With the heat index over 100 degrees, people who work outside face dangers they can not escape.
It is the hottest week so far this year, and many workers say they take extra precautions to stay safe in the scorching sun.
When it comes to yard work, lawn care professionals say summer days feel longer. Brandon Norris, who works for Gene's Lawn Service in Greenville, says they take as many as six breaks in an hour to battle potential heat exhaustion and dehydration, "We used to almost hurt ourselves trying to hurry up and get done, but we know that they're going to be there tomorrow, so we take it easy."

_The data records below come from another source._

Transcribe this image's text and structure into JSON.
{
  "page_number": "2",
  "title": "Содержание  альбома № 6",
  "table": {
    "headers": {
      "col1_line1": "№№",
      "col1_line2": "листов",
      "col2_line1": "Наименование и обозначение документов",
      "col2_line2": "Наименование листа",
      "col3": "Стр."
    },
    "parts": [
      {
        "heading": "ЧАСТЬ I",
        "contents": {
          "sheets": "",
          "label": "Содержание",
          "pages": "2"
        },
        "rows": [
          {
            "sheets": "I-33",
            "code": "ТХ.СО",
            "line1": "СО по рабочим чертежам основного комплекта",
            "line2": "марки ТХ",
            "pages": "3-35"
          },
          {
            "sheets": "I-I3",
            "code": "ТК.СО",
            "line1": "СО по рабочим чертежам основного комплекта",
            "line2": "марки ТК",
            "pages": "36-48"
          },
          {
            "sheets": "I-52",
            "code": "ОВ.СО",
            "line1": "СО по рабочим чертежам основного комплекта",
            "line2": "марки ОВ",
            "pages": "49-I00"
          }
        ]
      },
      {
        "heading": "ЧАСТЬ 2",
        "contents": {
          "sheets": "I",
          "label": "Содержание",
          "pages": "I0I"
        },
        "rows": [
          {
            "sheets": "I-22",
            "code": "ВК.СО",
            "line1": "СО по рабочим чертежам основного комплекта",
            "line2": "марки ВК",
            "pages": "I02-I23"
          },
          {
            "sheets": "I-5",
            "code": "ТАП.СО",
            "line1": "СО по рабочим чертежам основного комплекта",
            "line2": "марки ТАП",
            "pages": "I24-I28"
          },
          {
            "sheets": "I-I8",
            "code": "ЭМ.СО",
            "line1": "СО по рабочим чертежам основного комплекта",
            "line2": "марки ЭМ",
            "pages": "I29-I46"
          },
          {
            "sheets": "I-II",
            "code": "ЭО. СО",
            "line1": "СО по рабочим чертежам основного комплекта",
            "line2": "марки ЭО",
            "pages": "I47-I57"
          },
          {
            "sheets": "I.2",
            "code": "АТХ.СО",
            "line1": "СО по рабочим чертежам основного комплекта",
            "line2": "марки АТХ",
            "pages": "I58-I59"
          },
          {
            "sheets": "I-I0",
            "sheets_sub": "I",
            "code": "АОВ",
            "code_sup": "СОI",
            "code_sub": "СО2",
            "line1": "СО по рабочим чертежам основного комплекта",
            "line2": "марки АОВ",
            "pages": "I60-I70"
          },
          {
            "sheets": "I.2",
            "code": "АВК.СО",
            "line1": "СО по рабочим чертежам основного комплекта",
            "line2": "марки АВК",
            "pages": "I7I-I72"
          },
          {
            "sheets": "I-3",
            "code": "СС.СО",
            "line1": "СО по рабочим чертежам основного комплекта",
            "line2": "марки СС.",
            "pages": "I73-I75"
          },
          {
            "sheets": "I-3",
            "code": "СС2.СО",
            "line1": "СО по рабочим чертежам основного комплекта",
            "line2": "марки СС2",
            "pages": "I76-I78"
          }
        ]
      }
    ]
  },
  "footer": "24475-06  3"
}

Construction workers say they often work in places with little to no shade; taking water breaks and longer lunches to give themselves a break from direct sunlight. They say watching for signs of heat exhaustion is an important factor, "I just watch the guys carefully, make sure they're responding to questions that I ask them in a timely manner. Make sure they're not off in a daze, like acting confused," says Bill Brown, Vice President of J.C. Brown Construction.
Tom Duncan, a farmer in Greenville, says he tries to stay out of the air conditioner so he stays acclimated to the high temperatures. He also says wearing a wide brimmed hat and breathable clothing helps your body cope with excess sweat, "I try to do as much as I can in the morning when it's cool or late in the afternoon when it's starting to cool off a little bit. And most time the cows in the middle of the day, they're off in the woods anyhow. So you try to feed them and check on them in the mornings and late afternoons when they come up."
Workers say if you stop sweating that is a sign you are in the danger zone for heat related injuries. They say stop work immediately if that happens and drink water and a sports drink to replenish electrolytes.
If you are planning on being outside for long periods of time, workers also suggest draping a towel drenched in cold water over your neck to help beat the heat.